Writing in The New Yorker last week, Corey Robin argues that the violent and authoritarian world-view of Justice Thomas (R) has much more internal consistency than we on the left usually ascribe to it, but that doesn't make it better:
Thomas’s argument against substantive due process is more than doctrinal. It’s political. In a speech before the Federalist Society and the Manhattan Institute which he gave in his second year on the Court, Thomas linked a broad reading of the due-process clause, with its ever-expanding list of “unenumerated” rights, to a liberal “rights revolution” that has undermined traditional authority and generated a culture of permissiveness and passivity. That revolution, which began with the New Deal and peaked in the nineteen-sixties, established the welfare state, weakened criminal law, and promulgated sexual freedom. The result has been personal dissipation and widespread disorder. Workers lose their incentive to labor. Men abandon wives and children. Criminals roam and rule the streets.
Liberals often claim that there is something hypocritical, if not perverse, about conservatives enshrining the right to bear arms without enshrining the right to abortion. Conservatives have an easy response: one right is found in the Constitution, both as tradition and text; the other is not. That’s what Justice Samuel Alito argues in Dobbs and in his concurrence, the day before, in New York State Rifle & Pistol Association, Inc., et al. v. Bruen, which struck down part of New York’s concealed-carry law.
Bodily autonomy is so foundational to contemporary understandings of freedom, however, that it’s hard to imagine a reason for denying it to women other than the fact that they are women. The fetish for guns, meanwhile, can seem like little more than a transposition of America’s white settler past onto its white suburban present....
Today’s felt absence of physical security is the culmination of a decades-long war against social welfare. In the face of a state that won’t do anything about climate change, economic inequality, personal debt, voting rights, and women’s rights, it’s no wonder that an increasing portion of the population, across all races, genders, and beliefs, have determined that the best way to protect themselves, and their families, is by getting a gun. A society with no rights, no freedoms, except for those you claim yourself—this was always Thomas’s vision of the world. Now, for many Americans, it is the only one available.
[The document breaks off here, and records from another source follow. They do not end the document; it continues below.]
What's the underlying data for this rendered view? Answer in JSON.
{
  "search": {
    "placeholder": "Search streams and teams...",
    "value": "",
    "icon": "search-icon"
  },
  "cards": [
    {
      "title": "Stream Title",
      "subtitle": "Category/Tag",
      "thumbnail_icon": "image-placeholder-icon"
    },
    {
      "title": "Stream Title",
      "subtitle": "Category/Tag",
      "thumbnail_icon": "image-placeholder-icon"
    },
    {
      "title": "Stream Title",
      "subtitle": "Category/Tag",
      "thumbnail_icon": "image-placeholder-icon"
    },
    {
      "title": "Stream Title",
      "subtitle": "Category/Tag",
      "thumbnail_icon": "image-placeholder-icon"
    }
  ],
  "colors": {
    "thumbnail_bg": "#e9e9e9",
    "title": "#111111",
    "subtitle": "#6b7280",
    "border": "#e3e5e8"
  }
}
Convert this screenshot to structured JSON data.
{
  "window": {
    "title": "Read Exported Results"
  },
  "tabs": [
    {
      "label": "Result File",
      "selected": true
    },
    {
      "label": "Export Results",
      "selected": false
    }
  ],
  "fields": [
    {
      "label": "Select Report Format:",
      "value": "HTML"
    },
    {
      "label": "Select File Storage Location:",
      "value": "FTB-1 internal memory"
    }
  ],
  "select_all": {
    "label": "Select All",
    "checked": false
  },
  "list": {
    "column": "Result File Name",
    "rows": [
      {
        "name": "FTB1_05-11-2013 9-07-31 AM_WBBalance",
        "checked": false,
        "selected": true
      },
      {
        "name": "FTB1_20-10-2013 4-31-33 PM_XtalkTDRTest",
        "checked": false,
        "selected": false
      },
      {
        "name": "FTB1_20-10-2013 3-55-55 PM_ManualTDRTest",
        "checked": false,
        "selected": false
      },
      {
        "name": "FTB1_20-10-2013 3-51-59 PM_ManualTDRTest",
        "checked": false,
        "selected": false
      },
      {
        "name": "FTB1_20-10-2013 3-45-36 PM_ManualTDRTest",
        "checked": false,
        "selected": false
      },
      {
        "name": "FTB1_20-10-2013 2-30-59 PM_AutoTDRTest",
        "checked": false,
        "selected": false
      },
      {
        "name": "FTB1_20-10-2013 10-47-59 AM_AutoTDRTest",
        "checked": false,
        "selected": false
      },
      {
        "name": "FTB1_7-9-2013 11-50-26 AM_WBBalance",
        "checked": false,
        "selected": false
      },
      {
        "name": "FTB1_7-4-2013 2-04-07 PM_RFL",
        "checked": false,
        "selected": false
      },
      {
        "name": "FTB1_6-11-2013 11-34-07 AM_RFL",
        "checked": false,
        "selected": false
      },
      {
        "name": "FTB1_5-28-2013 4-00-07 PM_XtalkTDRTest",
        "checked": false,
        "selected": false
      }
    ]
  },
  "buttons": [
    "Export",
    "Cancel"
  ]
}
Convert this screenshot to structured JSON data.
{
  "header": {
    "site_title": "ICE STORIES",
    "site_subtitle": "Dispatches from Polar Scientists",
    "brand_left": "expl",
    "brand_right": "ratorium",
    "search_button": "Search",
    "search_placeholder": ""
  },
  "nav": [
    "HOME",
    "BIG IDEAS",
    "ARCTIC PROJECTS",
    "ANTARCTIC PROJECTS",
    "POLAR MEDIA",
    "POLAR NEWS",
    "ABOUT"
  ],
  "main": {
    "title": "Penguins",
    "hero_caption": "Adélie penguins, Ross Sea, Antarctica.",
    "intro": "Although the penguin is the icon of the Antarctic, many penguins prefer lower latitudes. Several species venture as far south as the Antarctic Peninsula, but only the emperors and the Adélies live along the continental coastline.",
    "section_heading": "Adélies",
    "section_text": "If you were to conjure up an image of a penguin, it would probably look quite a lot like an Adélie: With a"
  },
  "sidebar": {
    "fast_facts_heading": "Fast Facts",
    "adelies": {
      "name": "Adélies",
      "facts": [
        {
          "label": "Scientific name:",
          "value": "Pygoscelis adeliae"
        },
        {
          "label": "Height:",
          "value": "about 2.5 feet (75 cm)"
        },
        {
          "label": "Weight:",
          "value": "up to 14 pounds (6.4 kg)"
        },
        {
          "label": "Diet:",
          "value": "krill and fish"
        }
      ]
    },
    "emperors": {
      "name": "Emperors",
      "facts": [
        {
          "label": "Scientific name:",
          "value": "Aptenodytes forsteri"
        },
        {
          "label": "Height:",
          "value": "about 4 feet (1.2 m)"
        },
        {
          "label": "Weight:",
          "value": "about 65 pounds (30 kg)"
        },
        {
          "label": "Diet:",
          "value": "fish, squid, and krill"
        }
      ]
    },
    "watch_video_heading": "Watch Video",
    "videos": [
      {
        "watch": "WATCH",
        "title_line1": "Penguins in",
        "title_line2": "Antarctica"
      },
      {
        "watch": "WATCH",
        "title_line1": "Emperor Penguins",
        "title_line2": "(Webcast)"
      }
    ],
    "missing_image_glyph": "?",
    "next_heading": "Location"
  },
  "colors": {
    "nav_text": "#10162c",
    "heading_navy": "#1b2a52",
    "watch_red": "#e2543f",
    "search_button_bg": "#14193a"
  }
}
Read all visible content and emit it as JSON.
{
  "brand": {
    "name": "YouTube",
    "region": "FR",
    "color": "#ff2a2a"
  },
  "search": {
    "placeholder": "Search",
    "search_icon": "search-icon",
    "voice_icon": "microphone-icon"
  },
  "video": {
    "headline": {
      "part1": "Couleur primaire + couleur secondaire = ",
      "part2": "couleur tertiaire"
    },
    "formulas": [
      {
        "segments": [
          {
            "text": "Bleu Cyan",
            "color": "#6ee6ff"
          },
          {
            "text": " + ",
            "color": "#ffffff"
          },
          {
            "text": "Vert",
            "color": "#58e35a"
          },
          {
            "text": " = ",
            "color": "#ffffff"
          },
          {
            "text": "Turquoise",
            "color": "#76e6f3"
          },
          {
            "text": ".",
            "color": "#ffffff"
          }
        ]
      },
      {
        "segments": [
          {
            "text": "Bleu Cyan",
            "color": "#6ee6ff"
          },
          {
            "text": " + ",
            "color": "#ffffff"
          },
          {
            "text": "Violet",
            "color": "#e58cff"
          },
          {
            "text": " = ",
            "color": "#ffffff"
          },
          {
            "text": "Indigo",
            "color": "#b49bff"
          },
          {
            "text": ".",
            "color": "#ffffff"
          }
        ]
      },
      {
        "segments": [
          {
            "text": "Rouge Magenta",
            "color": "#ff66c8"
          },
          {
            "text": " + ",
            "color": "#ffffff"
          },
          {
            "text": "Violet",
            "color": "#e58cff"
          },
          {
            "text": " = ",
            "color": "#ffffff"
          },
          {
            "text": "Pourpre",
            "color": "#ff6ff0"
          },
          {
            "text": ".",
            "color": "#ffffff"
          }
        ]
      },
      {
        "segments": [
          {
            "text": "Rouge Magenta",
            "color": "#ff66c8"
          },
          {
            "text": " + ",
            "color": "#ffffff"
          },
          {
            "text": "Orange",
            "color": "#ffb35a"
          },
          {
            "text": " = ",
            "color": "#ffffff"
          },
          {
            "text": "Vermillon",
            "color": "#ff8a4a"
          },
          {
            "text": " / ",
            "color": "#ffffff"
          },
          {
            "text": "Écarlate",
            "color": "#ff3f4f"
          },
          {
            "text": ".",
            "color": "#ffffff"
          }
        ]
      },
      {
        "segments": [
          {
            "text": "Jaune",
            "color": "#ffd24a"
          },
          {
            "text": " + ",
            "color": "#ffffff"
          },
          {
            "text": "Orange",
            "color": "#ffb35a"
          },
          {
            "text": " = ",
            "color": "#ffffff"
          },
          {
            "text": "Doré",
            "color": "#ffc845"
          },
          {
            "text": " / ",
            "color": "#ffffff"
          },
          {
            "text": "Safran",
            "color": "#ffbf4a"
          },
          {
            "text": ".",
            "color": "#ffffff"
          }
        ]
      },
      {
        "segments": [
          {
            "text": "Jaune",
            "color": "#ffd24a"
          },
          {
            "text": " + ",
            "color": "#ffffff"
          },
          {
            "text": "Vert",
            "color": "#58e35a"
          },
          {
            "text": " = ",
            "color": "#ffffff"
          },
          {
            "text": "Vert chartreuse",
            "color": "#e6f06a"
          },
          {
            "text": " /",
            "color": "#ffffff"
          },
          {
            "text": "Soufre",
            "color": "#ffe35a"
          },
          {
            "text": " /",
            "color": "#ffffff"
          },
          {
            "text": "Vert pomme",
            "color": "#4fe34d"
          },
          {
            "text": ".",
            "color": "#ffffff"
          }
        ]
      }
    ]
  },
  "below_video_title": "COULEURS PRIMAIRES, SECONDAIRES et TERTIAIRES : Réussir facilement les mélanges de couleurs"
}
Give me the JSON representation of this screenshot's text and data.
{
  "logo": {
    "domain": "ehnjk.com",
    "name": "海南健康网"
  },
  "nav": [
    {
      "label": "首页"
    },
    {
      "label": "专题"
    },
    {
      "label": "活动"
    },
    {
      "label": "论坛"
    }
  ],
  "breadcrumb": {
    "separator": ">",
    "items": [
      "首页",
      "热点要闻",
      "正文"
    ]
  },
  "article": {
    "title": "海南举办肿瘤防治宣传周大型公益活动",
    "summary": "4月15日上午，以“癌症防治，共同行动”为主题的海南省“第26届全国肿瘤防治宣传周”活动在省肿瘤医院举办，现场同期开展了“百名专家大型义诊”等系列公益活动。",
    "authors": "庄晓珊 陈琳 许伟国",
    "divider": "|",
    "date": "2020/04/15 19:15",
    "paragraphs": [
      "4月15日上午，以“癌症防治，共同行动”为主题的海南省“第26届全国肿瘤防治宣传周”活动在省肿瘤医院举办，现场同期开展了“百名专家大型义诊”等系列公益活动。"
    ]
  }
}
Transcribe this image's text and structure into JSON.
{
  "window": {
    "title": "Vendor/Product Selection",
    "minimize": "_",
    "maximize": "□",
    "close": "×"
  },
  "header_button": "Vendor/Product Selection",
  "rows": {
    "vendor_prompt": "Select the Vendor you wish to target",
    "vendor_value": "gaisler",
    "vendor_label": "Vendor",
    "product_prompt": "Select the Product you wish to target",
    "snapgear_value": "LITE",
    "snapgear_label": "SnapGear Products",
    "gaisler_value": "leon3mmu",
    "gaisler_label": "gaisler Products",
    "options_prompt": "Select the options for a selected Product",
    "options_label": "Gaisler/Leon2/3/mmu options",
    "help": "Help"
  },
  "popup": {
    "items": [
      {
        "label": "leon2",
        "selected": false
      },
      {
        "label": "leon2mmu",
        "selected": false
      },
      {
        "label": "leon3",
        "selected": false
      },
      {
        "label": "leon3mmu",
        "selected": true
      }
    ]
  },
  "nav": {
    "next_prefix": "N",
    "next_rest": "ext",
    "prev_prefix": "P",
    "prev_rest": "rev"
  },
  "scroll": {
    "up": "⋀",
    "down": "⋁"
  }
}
To sum up our current state of affairs: it might have helped the United States if politicians on the left had taken seriously the worries that many of us expressed about the right's march to power. A minority dedicated to controlling the majority can succeed for a long, long time, until it wrecks the foundations of the society too much to survive. Just ask South Africa how that can go.